START RECORDS SHOWN

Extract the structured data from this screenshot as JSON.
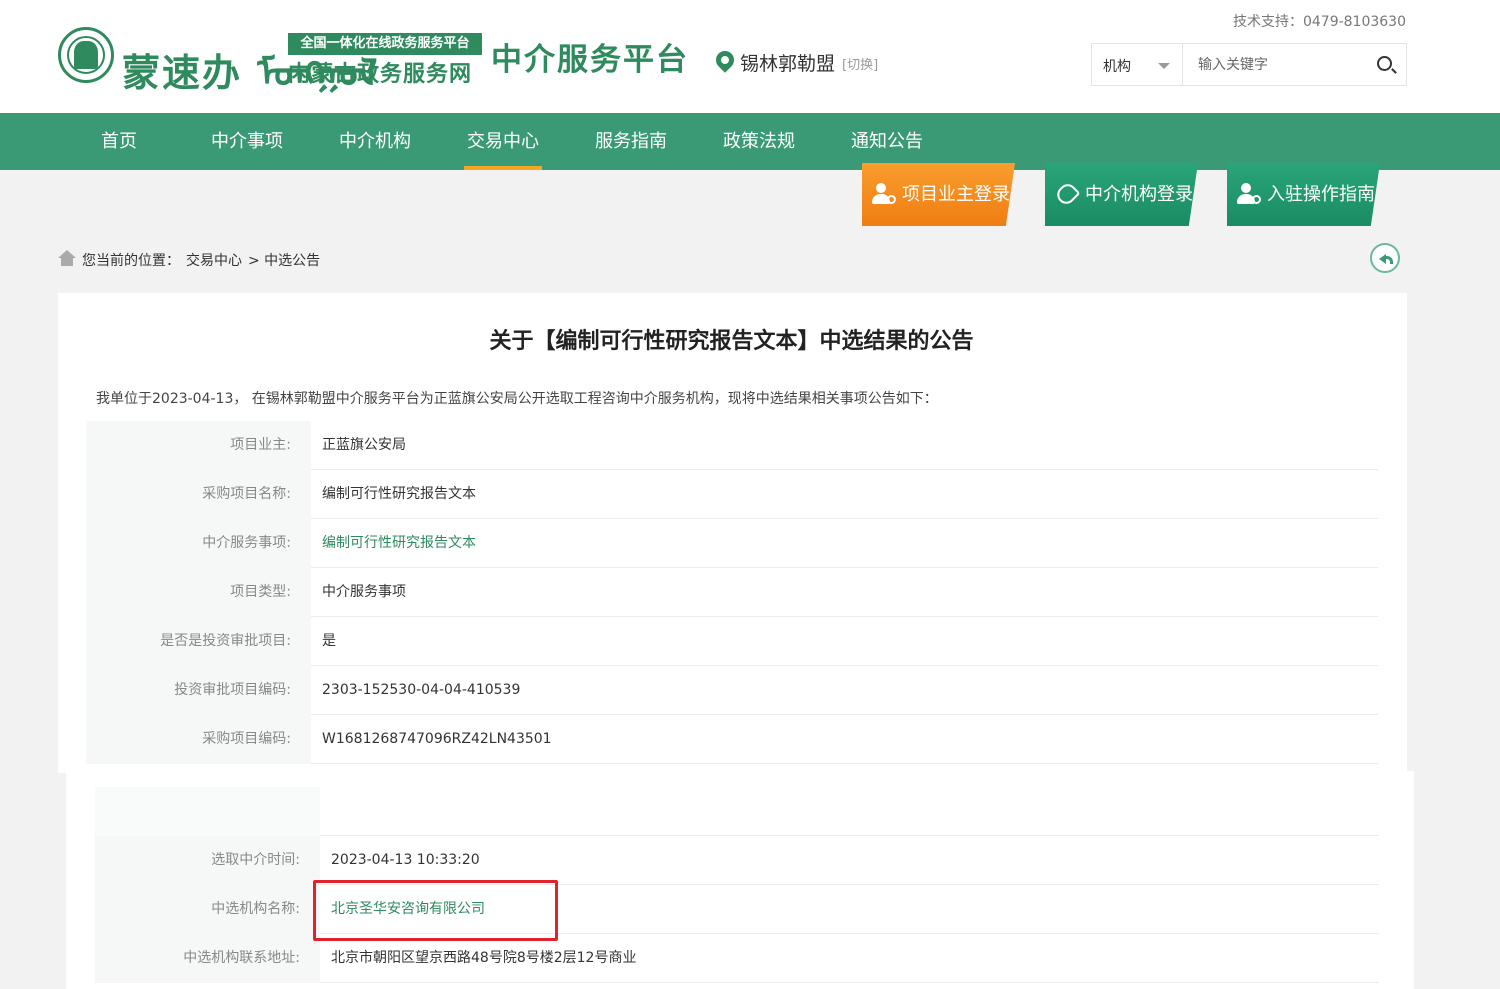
{
  "header": {
    "logo_script": "蒙速办 ᠮᠣᠩᠭᠣᠯ",
    "logo_tag": "全国一体化在线政务服务平台",
    "logo_sub": "内蒙古政务服务网",
    "platform_title": "中介服务平台",
    "region": "锡林郭勒盟",
    "switch_label": "[切换]",
    "tech_support": "技术支持：0479-8103630",
    "search": {
      "category": "机构",
      "placeholder": "输入关键字"
    }
  },
  "nav": {
    "items": [
      {
        "label": "首页"
      },
      {
        "label": "中介事项"
      },
      {
        "label": "中介机构"
      },
      {
        "label": "交易中心"
      },
      {
        "label": "服务指南"
      },
      {
        "label": "政策法规"
      },
      {
        "label": "通知公告"
      }
    ],
    "active": "交易中心"
  },
  "quick_buttons": {
    "owner_login": "项目业主登录",
    "agency_login": "中介机构登录",
    "guide": "入驻操作指南"
  },
  "breadcrumb": {
    "prefix": "您当前的位置：",
    "level1": "交易中心",
    "level2": "> 中选公告"
  },
  "notice": {
    "title": "关于【编制可行性研究报告文本】中选结果的公告",
    "intro": "我单位于2023-04-13， 在锡林郭勒盟中介服务平台为正蓝旗公安局公开选取工程咨询中介服务机构，现将中选结果相关事项公告如下：",
    "rows": [
      {
        "label": "项目业主:",
        "value": "正蓝旗公安局"
      },
      {
        "label": "采购项目名称:",
        "value": "编制可行性研究报告文本"
      },
      {
        "label": "中介服务事项:",
        "value": "编制可行性研究报告文本"
      },
      {
        "label": "项目类型:",
        "value": "中介服务事项"
      },
      {
        "label": "是否是投资审批项目:",
        "value": "是"
      },
      {
        "label": "投资审批项目编码:",
        "value": "2303-152530-04-04-410539"
      },
      {
        "label": "采购项目编码:",
        "value": "W1681268747096RZ42LN43501"
      }
    ],
    "rows2": [
      {
        "label": "选取中介时间:",
        "value": "2023-04-13 10:33:20"
      },
      {
        "label": "中选机构名称:",
        "value": "北京圣华安咨询有限公司"
      },
      {
        "label": "中选机构联系地址:",
        "value": "北京市朝阳区望京西路48号院8号楼2层12号商业"
      }
    ]
  },
  "colors": {
    "brand_green": "#3b9a76",
    "accent_orange": "#f5a623",
    "highlight_red": "#e0222c"
  }
}
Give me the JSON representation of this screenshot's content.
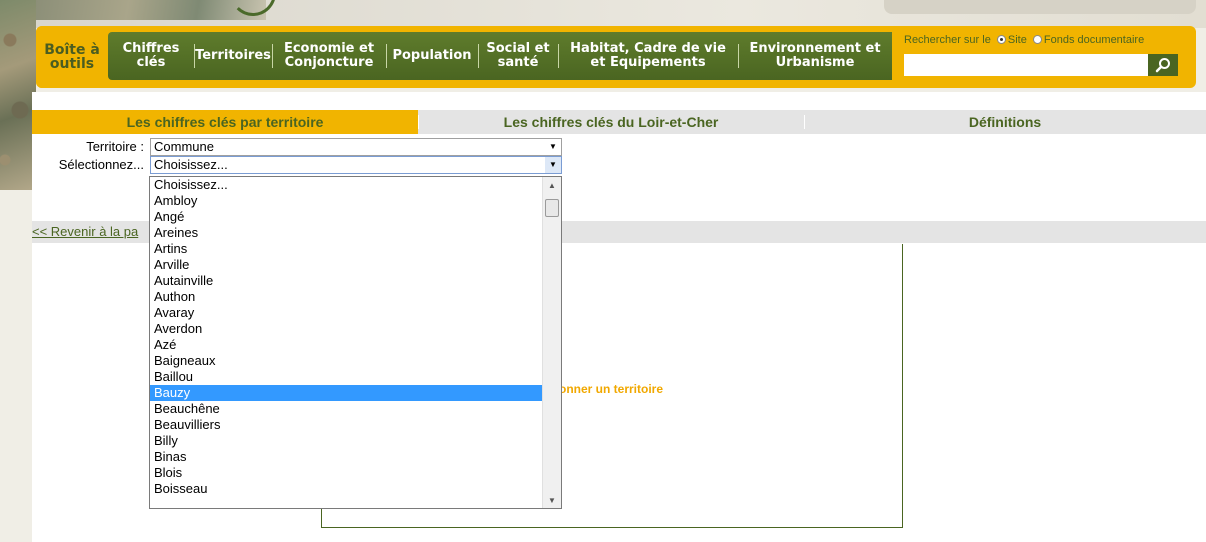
{
  "nav": {
    "home_label": "Boîte à outils",
    "items": [
      {
        "label": "Chiffres clés"
      },
      {
        "label": "Territoires"
      },
      {
        "label": "Economie et Conjoncture"
      },
      {
        "label": "Population"
      },
      {
        "label": "Social et santé"
      },
      {
        "label": "Habitat, Cadre de vie et Equipements"
      },
      {
        "label": "Environnement et Urbanisme"
      }
    ]
  },
  "search": {
    "label_prefix": "Rechercher sur le",
    "option_site": "Site",
    "option_fonds": "Fonds documentaire",
    "selected": "Site",
    "value": ""
  },
  "tabs": [
    {
      "label": "Les chiffres clés par territoire",
      "active": true
    },
    {
      "label": "Les chiffres clés du Loir-et-Cher",
      "active": false
    },
    {
      "label": "Définitions",
      "active": false
    }
  ],
  "form": {
    "territoire_label": "Territoire :",
    "territoire_value": "Commune",
    "selection_label": "Sélectionnez...",
    "selection_value": "Choisissez..."
  },
  "back_link": "<< Revenir à la pa",
  "result_message": "ctionner un territoire",
  "dropdown": {
    "options": [
      "Choisissez...",
      "Ambloy",
      "Angé",
      "Areines",
      "Artins",
      "Arville",
      "Autainville",
      "Authon",
      "Avaray",
      "Averdon",
      "Azé",
      "Baigneaux",
      "Baillou",
      "Bauzy",
      "Beauchêne",
      "Beauvilliers",
      "Billy",
      "Binas",
      "Blois",
      "Boisseau"
    ],
    "highlighted": "Bauzy"
  },
  "colors": {
    "accent_yellow": "#f1b400",
    "nav_green": "#4a6521",
    "highlight_blue": "#3399ff"
  }
}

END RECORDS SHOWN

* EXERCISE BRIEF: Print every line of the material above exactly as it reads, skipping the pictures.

* OUTPUT OF THE EXERCISE:
Extract the structured data from this screenshot as JSON.
{
  "header": {
    "logo_script": "蒙速办 ᠮᠣᠩᠭᠣᠯ",
    "logo_tag": "全国一体化在线政务服务平台",
    "logo_sub": "内蒙古政务服务网",
    "platform_title": "中介服务平台",
    "region": "锡林郭勒盟",
    "switch_label": "[切换]",
    "tech_support": "技术支持：0479-8103630",
    "search": {
      "category": "机构",
      "placeholder": "输入关键字"
    }
  },
  "nav": {
    "items": [
      {
        "label": "首页"
      },
      {
        "label": "中介事项"
      },
      {
        "label": "中介机构"
      },
      {
        "label": "交易中心"
      },
      {
        "label": "服务指南"
      },
      {
        "label": "政策法规"
      },
      {
        "label": "通知公告"
      }
    ],
    "active": "交易中心"
  },
  "quick_buttons": {
    "owner_login": "项目业主登录",
    "agency_login": "中介机构登录",
    "guide": "入驻操作指南"
  },
  "breadcrumb": {
    "prefix": "您当前的位置：",
    "level1": "交易中心",
    "level2": "> 中选公告"
  },
  "notice": {
    "title": "关于【编制可行性研究报告文本】中选结果的公告",
    "intro": "我单位于2023-04-13， 在锡林郭勒盟中介服务平台为正蓝旗公安局公开选取工程咨询中介服务机构，现将中选结果相关事项公告如下：",
    "rows": [
      {
        "label": "项目业主:",
        "value": "正蓝旗公安局"
      },
      {
        "label": "采购项目名称:",
        "value": "编制可行性研究报告文本"
      },
      {
        "label": "中介服务事项:",
        "value": "编制可行性研究报告文本"
      },
      {
        "label": "项目类型:",
        "value": "中介服务事项"
      },
      {
        "label": "是否是投资审批项目:",
        "value": "是"
      },
      {
        "label": "投资审批项目编码:",
        "value": "2303-152530-04-04-410539"
      },
      {
        "label": "采购项目编码:",
        "value": "W1681268747096RZ42LN43501"
      }
    ],
    "rows2": [
      {
        "label": "选取中介时间:",
        "value": "2023-04-13 10:33:20"
      },
      {
        "label": "中选机构名称:",
        "value": "北京圣华安咨询有限公司"
      },
      {
        "label": "中选机构联系地址:",
        "value": "北京市朝阳区望京西路48号院8号楼2层12号商业"
      }
    ]
  },
  "colors": {
    "brand_green": "#3b9a76",
    "accent_orange": "#f5a623",
    "highlight_red": "#e0222c"
  }
}
Give me the JSON representation of this screenshot's content.
{
  "nav": {
    "home_label": "Boîte à outils",
    "items": [
      {
        "label": "Chiffres clés"
      },
      {
        "label": "Territoires"
      },
      {
        "label": "Economie et Conjoncture"
      },
      {
        "label": "Population"
      },
      {
        "label": "Social et santé"
      },
      {
        "label": "Habitat, Cadre de vie et Equipements"
      },
      {
        "label": "Environnement et Urbanisme"
      }
    ]
  },
  "search": {
    "label_prefix": "Rechercher sur le",
    "option_site": "Site",
    "option_fonds": "Fonds documentaire",
    "selected": "Site",
    "value": ""
  },
  "tabs": [
    {
      "label": "Les chiffres clés par territoire",
      "active": true
    },
    {
      "label": "Les chiffres clés du Loir-et-Cher",
      "active": false
    },
    {
      "label": "Définitions",
      "active": false
    }
  ],
  "form": {
    "territoire_label": "Territoire :",
    "territoire_value": "Commune",
    "selection_label": "Sélectionnez...",
    "selection_value": "Choisissez..."
  },
  "back_link": "<< Revenir à la pa",
  "result_message": "ctionner un territoire",
  "dropdown": {
    "options": [
      "Choisissez...",
      "Ambloy",
      "Angé",
      "Areines",
      "Artins",
      "Arville",
      "Autainville",
      "Authon",
      "Avaray",
      "Averdon",
      "Azé",
      "Baigneaux",
      "Baillou",
      "Bauzy",
      "Beauchêne",
      "Beauvilliers",
      "Billy",
      "Binas",
      "Blois",
      "Boisseau"
    ],
    "highlighted": "Bauzy"
  },
  "colors": {
    "accent_yellow": "#f1b400",
    "nav_green": "#4a6521",
    "highlight_blue": "#3399ff"
  }
}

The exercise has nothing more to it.